    In my opinion, no time will ever be the "perfect" time to have children. There will always be something - sick family member, new car payment, bigger house, better school district, this that and the other. But honestly the unplanned was the best way to go. We didn't have to talk ourselves into or out of it - it just happened! You can really really over-analyze having kids, and I'd say for the most part, it turns out ok.

    So I'd say to your friend, "Go for it!" Just take a good shot. You never know if/when you'll get pregnant. If you change nothing but your method (or lack thereof) of birth control, eventually you will get pregnant, and all the pieces will fall into place.

    ReplyDelete
  5. Tara, I envy your positive outlook! I think it can be really dangerous, though.

    First: If you change nothing but your method (or lack thereof) of birth control, eventually you will get pregnant

    All of my sisters, my two best friends, some of my co-workers, women in my mommy's groups, etc. all had trouble conceiving and required medical assistance. Statements like this make them feel bad, like they're defective or something. (They're not. The assumption that it's easy to get pregnant for "most" people is what's defective.)

    Second, You can really really over-analyze having kids, and I'd say for the most part, it turns out ok.

    My sister is a social worker who works with the foster care system, my mom is a school psychologist, and my dad is a minister. Their experiences have made it very clear to me that quite often, it doesn't just turn out OK!

    One of the moms in my mommy's group is in this category. She and her husband weren't sure if they wanted kids, but they decided to go ahead - everyone told them they'd regret it if they didn't.

    They're happily married and could afford it: huge house in the suburbs, plenty of disposable income, etc. And she's a great mom: stays at home, very involved, lots of enriching activities, goes to conferences to nurture self and learn new parenting techniques, etc. Plus church support.

    But. If you ask her, she'll tell you that she was right before; she didn't want children. It was a mistake. And her son - a beautiful, bright, sweet, well-behaved boy - will be an only child.

    I bet most people who know them think it all worked out OK, but I'm not so sure.

    ReplyDelete
  6. So far childless here, so no advice. Really interesting to read the post and comments. What stands out to me from what's already written is that you should know yourself and your needs & wants before making this decision. Having a strong relationship and being prepared for less happy outcomes is also important. And it's really a series of questions. If, When, How.

    ReplyDelete
  7. Here are my thoughts:

    -There is never a perfect time.

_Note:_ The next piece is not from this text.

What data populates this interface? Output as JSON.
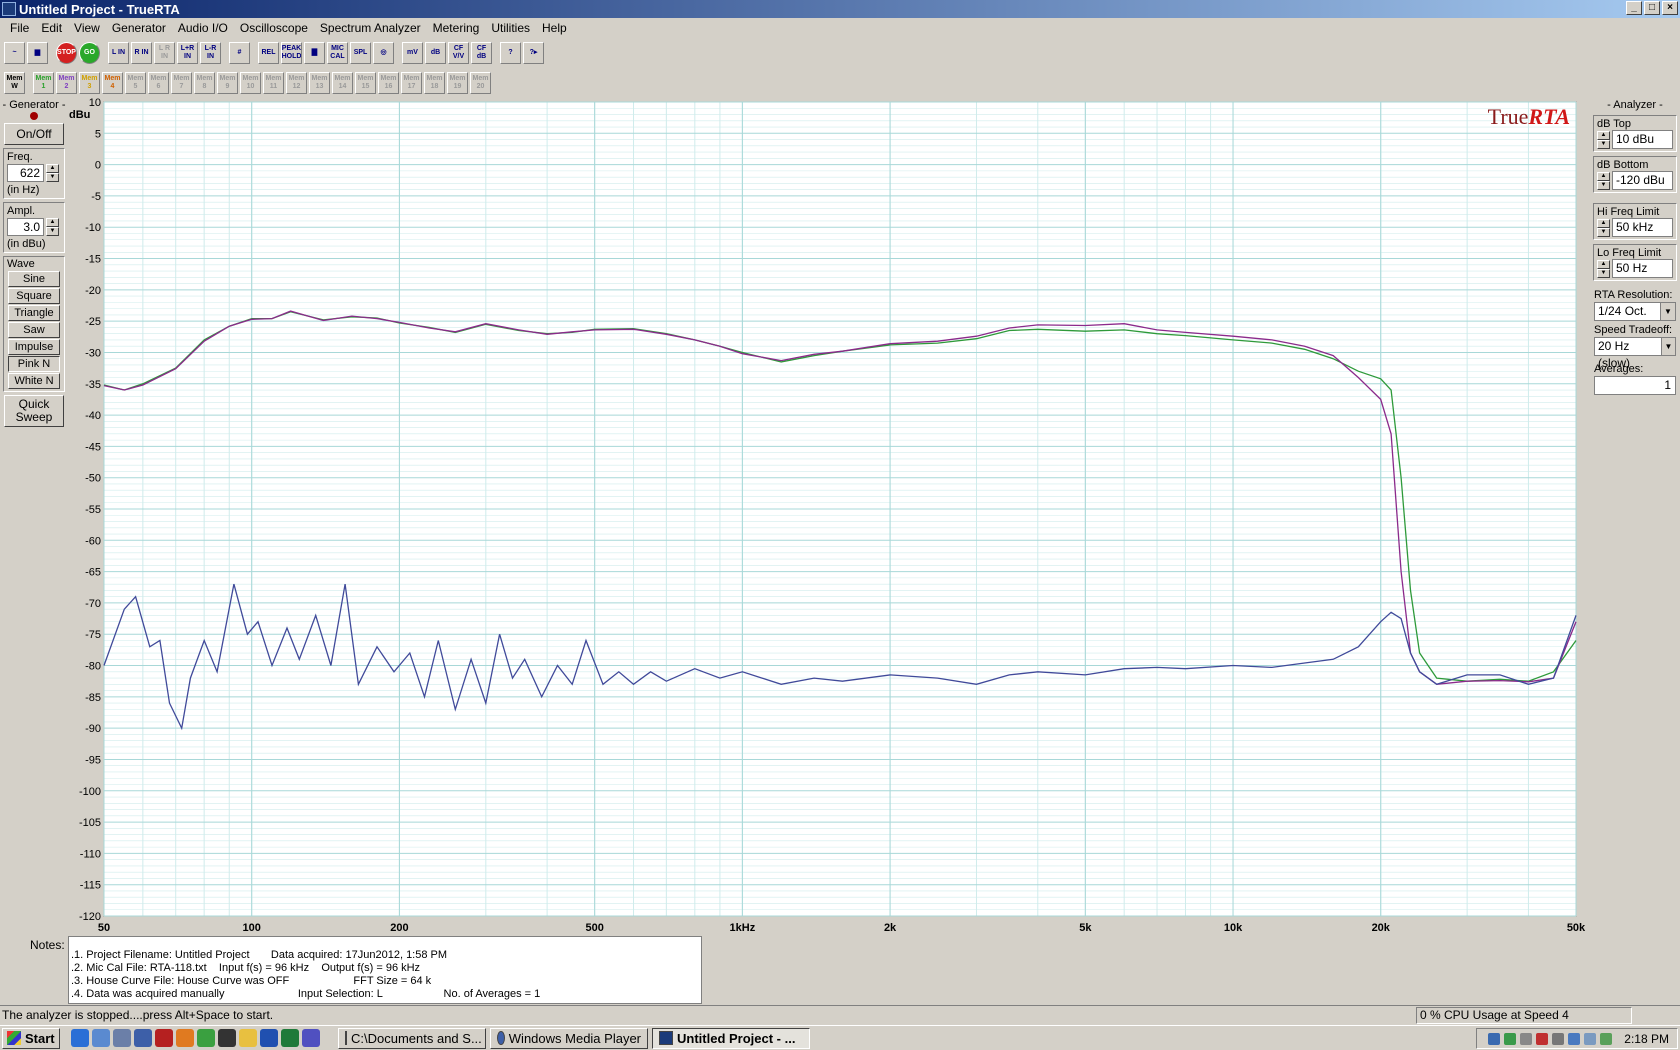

In my experience money is always a little tight, life is always busy so if all else feels right, you just have to make it happen. It is very easy to over analyze the situation.

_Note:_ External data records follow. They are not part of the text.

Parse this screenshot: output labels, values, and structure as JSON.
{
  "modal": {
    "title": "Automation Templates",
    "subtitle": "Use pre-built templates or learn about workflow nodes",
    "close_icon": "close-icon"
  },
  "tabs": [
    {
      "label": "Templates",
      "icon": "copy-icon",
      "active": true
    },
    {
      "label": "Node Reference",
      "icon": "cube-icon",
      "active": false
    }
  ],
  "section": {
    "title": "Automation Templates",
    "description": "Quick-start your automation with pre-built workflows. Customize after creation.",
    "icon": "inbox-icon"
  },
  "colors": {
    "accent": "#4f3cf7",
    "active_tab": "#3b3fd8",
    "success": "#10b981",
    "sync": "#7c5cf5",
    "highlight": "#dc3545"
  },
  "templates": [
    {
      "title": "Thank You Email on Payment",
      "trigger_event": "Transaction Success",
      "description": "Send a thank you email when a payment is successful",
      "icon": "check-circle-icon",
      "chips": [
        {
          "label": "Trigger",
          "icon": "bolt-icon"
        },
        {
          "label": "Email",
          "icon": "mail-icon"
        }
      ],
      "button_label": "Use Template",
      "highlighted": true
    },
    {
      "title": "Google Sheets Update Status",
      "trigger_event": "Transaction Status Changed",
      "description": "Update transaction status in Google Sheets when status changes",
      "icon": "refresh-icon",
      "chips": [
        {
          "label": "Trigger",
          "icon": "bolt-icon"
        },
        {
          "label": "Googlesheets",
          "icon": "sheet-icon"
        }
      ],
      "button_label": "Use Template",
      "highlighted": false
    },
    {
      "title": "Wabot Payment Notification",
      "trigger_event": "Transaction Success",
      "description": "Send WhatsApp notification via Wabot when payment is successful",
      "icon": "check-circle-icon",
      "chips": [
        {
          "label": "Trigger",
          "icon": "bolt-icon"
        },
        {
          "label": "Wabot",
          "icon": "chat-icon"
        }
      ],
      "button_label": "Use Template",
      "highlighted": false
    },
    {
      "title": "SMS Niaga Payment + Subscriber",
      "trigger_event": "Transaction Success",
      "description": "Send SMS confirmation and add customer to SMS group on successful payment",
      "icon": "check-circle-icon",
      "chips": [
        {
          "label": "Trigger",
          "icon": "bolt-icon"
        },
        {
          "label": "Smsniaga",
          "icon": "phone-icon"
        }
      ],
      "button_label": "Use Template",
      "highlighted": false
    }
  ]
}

    -You have to have a SOLID relationship (I cannot stress this enough). What does your gut and your experience tell you about your spouse and how well they currently contribute to the household chores, how well you support each other, the level of communication you have, how close are your family raising ideals etc etc.

    Kids, although worth every crazy moment, are very hard work at times and will only amplify any problem you currently have in your relationship. I have several friends who had problems in their marriages before kids and the kids have only brought on more stress to the situation.

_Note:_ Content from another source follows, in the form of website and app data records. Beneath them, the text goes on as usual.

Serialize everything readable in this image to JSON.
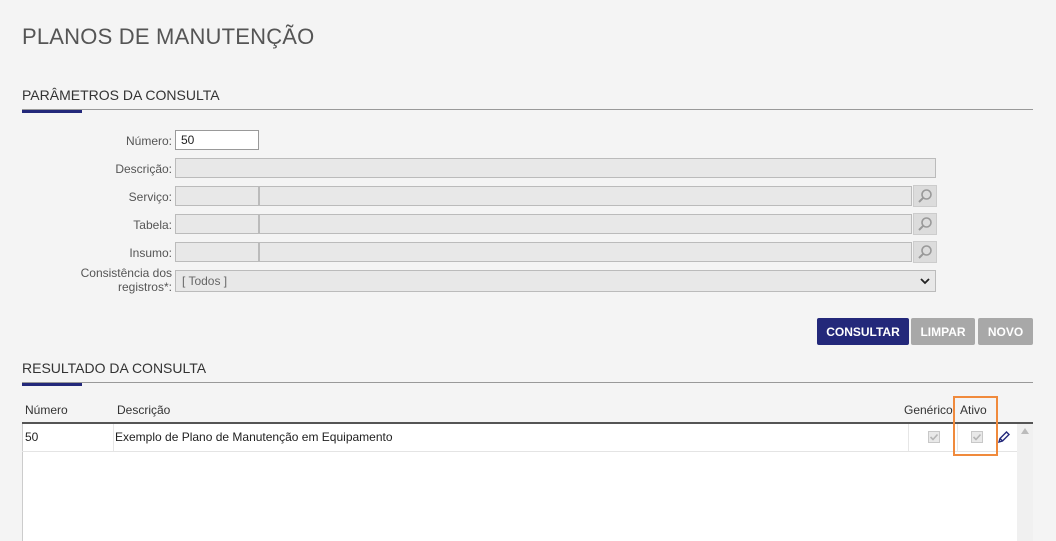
{
  "page": {
    "title": "PLANOS DE MANUTENÇÃO"
  },
  "params": {
    "title": "PARÂMETROS DA CONSULTA",
    "numero_label": "Número:",
    "numero_value": "50",
    "descricao_label": "Descrição:",
    "servico_label": "Serviço:",
    "tabela_label": "Tabela:",
    "insumo_label": "Insumo:",
    "consistencia_label_1": "Consistência dos",
    "consistencia_label_2": "registros*:",
    "consistencia_value": "[ Todos ]"
  },
  "actions": {
    "consultar": "CONSULTAR",
    "limpar": "LIMPAR",
    "novo": "NOVO"
  },
  "results": {
    "title": "RESULTADO DA CONSULTA",
    "columns": [
      "Número",
      "Descrição",
      "Genérico",
      "Ativo"
    ],
    "rows": [
      {
        "numero": "50",
        "descricao": "Exemplo de Plano de Manutenção em Equipamento",
        "generico": true,
        "ativo": true
      }
    ]
  },
  "colors": {
    "accent": "#23287a",
    "highlight": "#f08a3c",
    "disabled_button": "#a8a8a8"
  },
  "icons": [
    "search-icon",
    "chevron-down-icon",
    "edit-pencil-icon",
    "check-icon",
    "scroll-up-icon"
  ]
}
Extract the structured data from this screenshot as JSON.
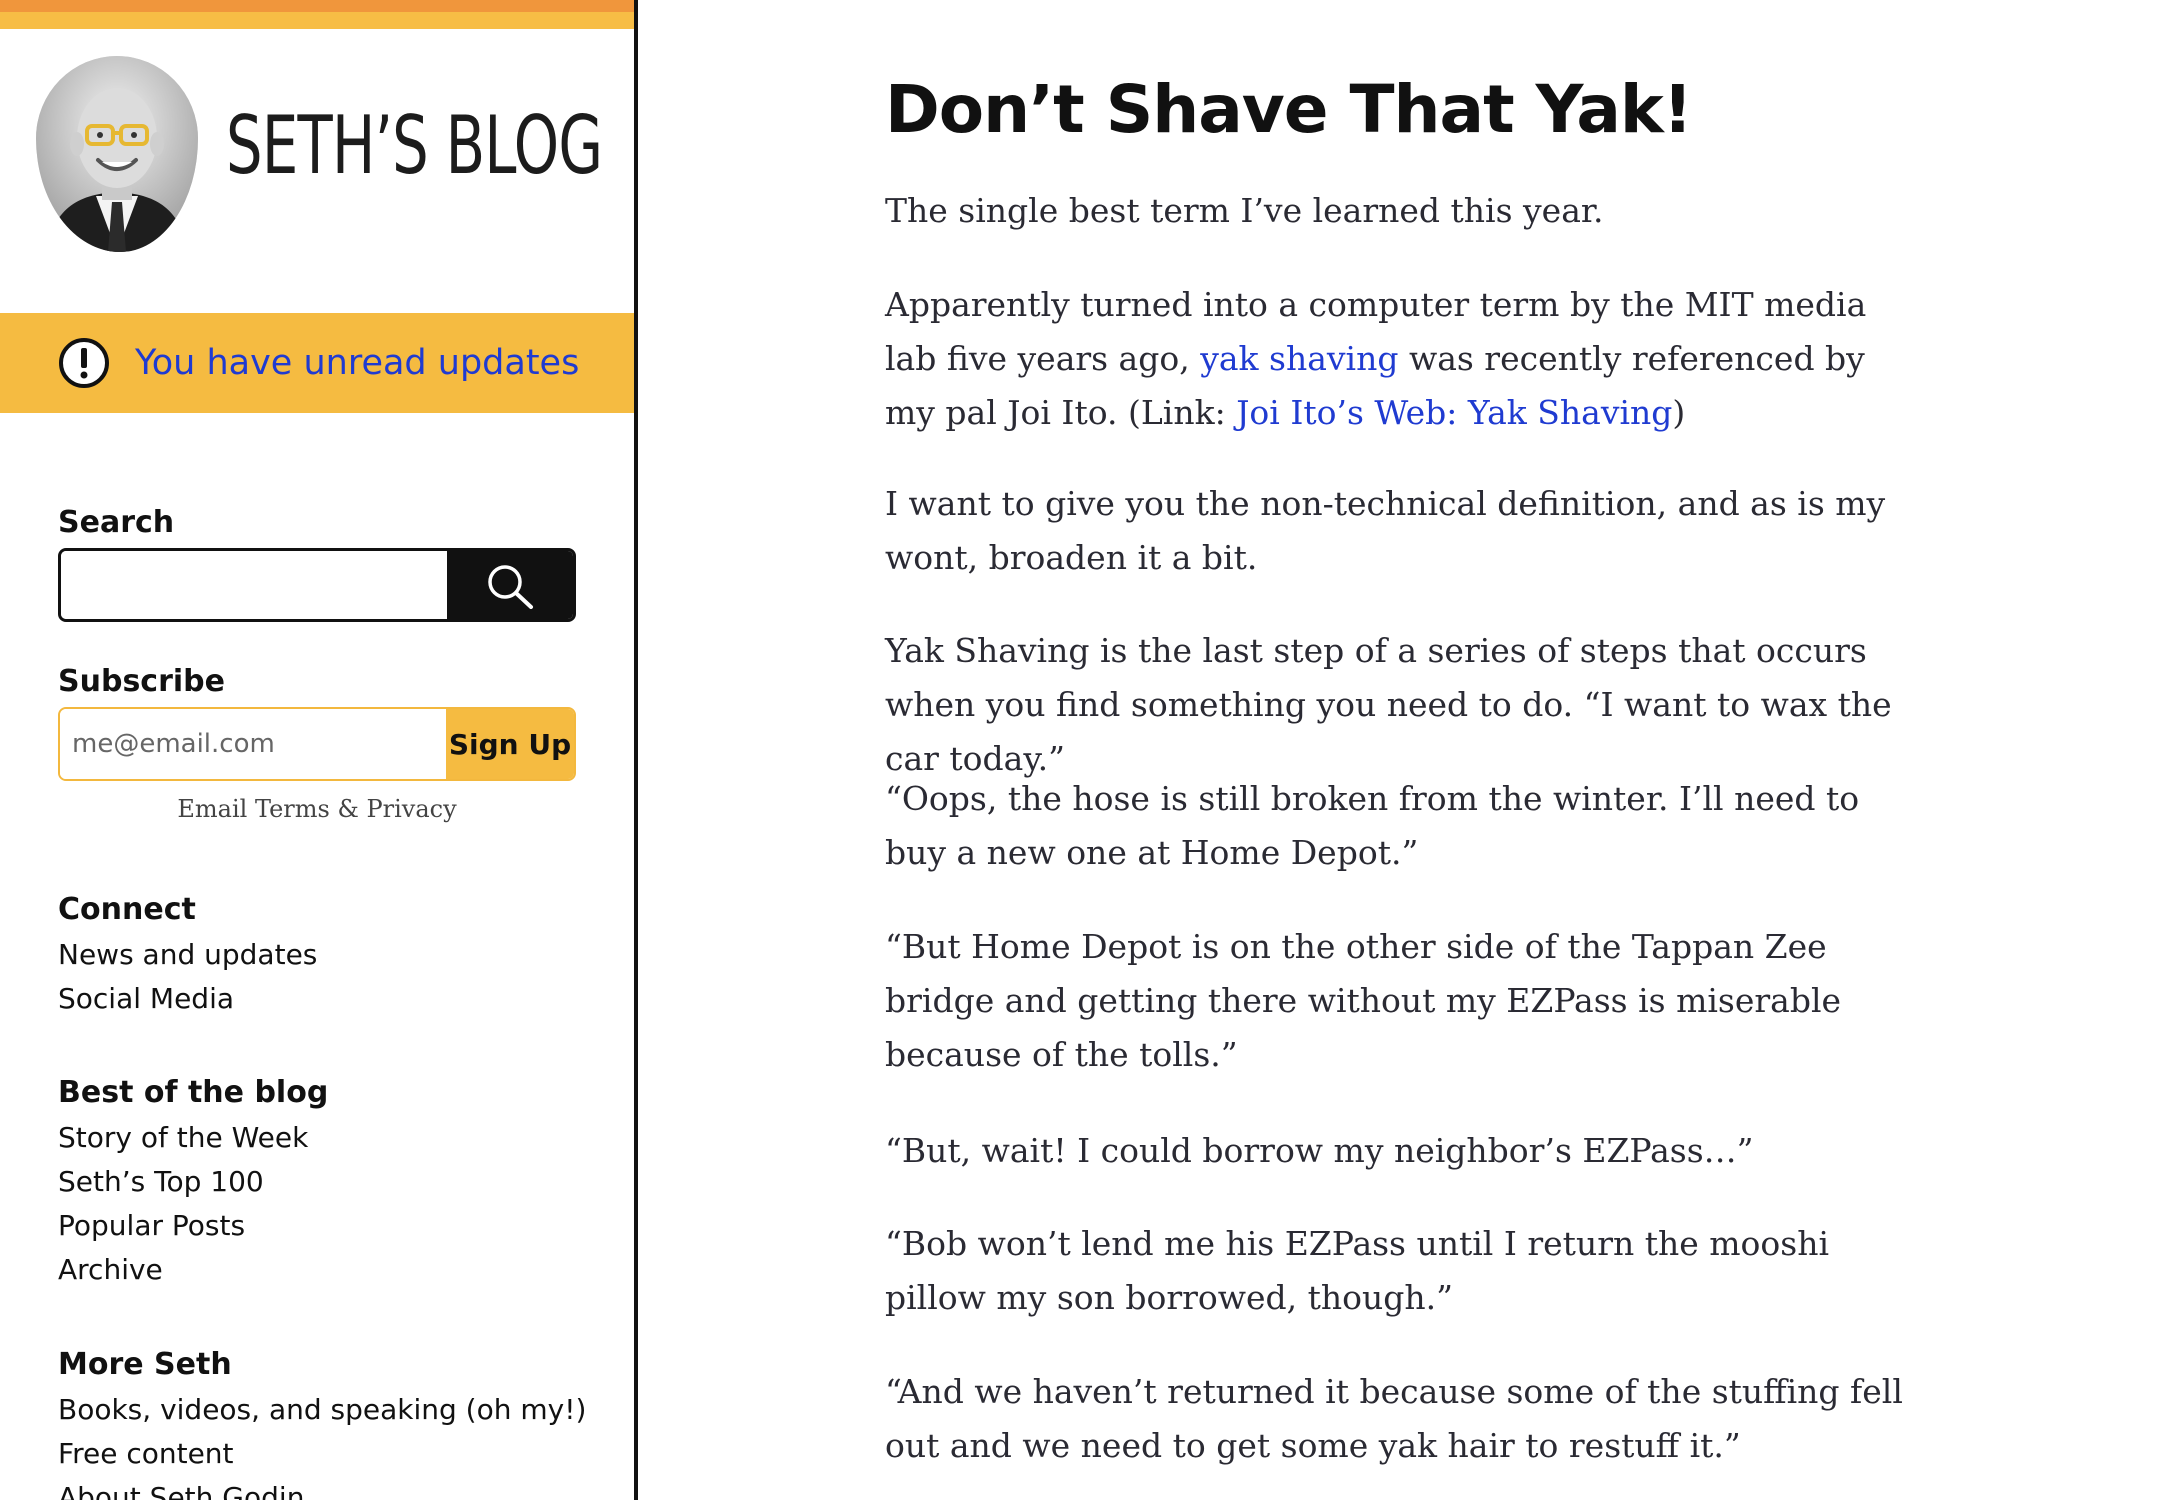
{
  "sidebar": {
    "site_title": "SETH’S BLOG",
    "unread_text": "You have unread updates",
    "search": {
      "heading": "Search",
      "value": "",
      "placeholder": ""
    },
    "subscribe": {
      "heading": "Subscribe",
      "placeholder": "me@email.com",
      "button_label": "Sign Up",
      "terms_text": "Email Terms & Privacy"
    },
    "connect": {
      "heading": "Connect",
      "items": [
        "News and updates",
        "Social Media"
      ]
    },
    "best": {
      "heading": "Best of the blog",
      "items": [
        "Story of the Week",
        "Seth’s Top 100",
        "Popular Posts",
        "Archive"
      ]
    },
    "more": {
      "heading": "More Seth",
      "items": [
        "Books, videos, and speaking (oh my!)",
        "Free content",
        "About Seth Godin"
      ]
    }
  },
  "post": {
    "title": "Don’t Shave That Yak!",
    "p1": "The single best term I’ve learned this year.",
    "p2_before": "Apparently turned into a computer term by the MIT media lab five years ago, ",
    "p2_link1": "yak shaving",
    "p2_mid": " was recently referenced by my pal Joi Ito. (Link: ",
    "p2_link2": "Joi Ito’s Web: Yak Shaving",
    "p2_after": ")",
    "p3": "I want to give you the non-technical definition, and as is my wont, broaden it a bit.",
    "p4": "Yak Shaving is the last step of a series of steps that occurs when you find something you need to do. “I want to wax the car today.”",
    "p5": "“Oops, the hose is still broken from the winter. I’ll need to buy a new one at Home Depot.”",
    "p6": "“But Home Depot is on the other side of the Tappan Zee bridge and getting there without my EZPass is miserable because of the tolls.”",
    "p7": "“But, wait! I could borrow my neighbor’s EZPass…”",
    "p8": "“Bob won’t lend me his EZPass until I return the mooshi pillow my son borrowed, though.”",
    "p9": "“And we haven’t returned it because some of the stuffing fell out and we need to get some yak hair to restuff it.”"
  },
  "colors": {
    "stripe_orange": "#f0963c",
    "stripe_yellow": "#f7bd45",
    "banner_yellow": "#f5bb41",
    "link_blue": "#1f3bd1",
    "text_dark": "#111111"
  },
  "icons": {
    "alert": "exclamation-circle-icon",
    "search": "magnifier-icon"
  }
}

    The two things that were hardest for me to adjust to after having kids are:
    1)The amount of planning that has to go into any activity you now want to do that does not involve kids. The days of doing whatever you feel like on a moments notice are over.
    2)Kids are expensive and I'm not really talking about things like the cost of diapers, food etc. I'm referring to the costs of daycare or one of you staying home and no longer having a 2 person income. If you can get used to these 2 ideas up front, you'll be in for an easier transition later.

    After all that soul searching, if you decide you guys are ready for kids, I will say this: no one will EVER be able to fully prepare you for the unbelievable love you will have for these little creatures. It really puts life in perspective and makes it all worthwhile.

    ReplyDelete